■ MATERIAL FOR THIS TASK ■

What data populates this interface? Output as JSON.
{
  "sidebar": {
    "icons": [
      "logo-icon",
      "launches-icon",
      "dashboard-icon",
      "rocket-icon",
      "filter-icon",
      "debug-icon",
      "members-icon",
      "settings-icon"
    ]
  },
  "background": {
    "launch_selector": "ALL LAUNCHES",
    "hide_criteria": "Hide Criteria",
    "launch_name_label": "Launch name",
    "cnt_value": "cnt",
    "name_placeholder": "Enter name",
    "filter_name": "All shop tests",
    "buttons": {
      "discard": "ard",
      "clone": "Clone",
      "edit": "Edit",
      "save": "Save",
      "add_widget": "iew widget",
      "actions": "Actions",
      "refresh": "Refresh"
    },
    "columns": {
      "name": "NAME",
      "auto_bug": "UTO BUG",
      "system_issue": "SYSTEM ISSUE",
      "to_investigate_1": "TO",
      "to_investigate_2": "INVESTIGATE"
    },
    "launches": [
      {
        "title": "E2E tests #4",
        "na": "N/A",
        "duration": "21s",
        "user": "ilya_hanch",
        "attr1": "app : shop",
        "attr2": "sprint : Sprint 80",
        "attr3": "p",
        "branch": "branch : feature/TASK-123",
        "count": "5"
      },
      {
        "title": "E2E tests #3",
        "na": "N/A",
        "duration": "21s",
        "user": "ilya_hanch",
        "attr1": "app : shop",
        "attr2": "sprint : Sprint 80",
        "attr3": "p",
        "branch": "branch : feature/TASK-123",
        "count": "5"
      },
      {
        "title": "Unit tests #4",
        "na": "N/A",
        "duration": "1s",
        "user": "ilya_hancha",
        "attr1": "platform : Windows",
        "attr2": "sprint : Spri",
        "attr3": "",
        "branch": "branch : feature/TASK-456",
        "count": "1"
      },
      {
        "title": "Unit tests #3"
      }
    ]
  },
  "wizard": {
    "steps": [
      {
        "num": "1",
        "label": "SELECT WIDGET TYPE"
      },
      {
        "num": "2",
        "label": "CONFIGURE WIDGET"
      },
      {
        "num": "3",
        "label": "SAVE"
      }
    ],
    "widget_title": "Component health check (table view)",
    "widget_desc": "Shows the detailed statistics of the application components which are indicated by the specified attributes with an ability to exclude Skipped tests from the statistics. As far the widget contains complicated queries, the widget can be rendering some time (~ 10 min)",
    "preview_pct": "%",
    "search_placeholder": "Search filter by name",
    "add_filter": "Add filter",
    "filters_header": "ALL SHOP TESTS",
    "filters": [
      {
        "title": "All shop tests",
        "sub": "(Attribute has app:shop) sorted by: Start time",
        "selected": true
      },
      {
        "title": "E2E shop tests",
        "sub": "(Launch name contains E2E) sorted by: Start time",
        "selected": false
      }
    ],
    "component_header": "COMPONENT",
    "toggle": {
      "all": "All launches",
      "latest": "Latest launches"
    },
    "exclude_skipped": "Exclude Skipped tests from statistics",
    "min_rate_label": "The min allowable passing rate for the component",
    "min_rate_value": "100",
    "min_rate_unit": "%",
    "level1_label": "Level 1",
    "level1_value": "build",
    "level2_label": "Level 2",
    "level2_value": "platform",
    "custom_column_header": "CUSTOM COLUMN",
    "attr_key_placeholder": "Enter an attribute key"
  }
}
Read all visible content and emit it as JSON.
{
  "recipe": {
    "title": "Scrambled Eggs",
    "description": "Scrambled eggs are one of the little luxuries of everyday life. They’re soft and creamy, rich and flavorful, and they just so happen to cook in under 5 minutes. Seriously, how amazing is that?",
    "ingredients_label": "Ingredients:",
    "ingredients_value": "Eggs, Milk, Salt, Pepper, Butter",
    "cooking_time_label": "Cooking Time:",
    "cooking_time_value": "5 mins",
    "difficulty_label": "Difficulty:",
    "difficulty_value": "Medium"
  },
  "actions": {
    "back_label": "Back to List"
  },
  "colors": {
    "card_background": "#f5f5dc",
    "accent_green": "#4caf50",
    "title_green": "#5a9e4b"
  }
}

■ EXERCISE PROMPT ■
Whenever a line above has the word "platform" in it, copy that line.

■ TASK RESPONSE ■
        "attr1": "platform : Windows",
    "level2_value": "platform",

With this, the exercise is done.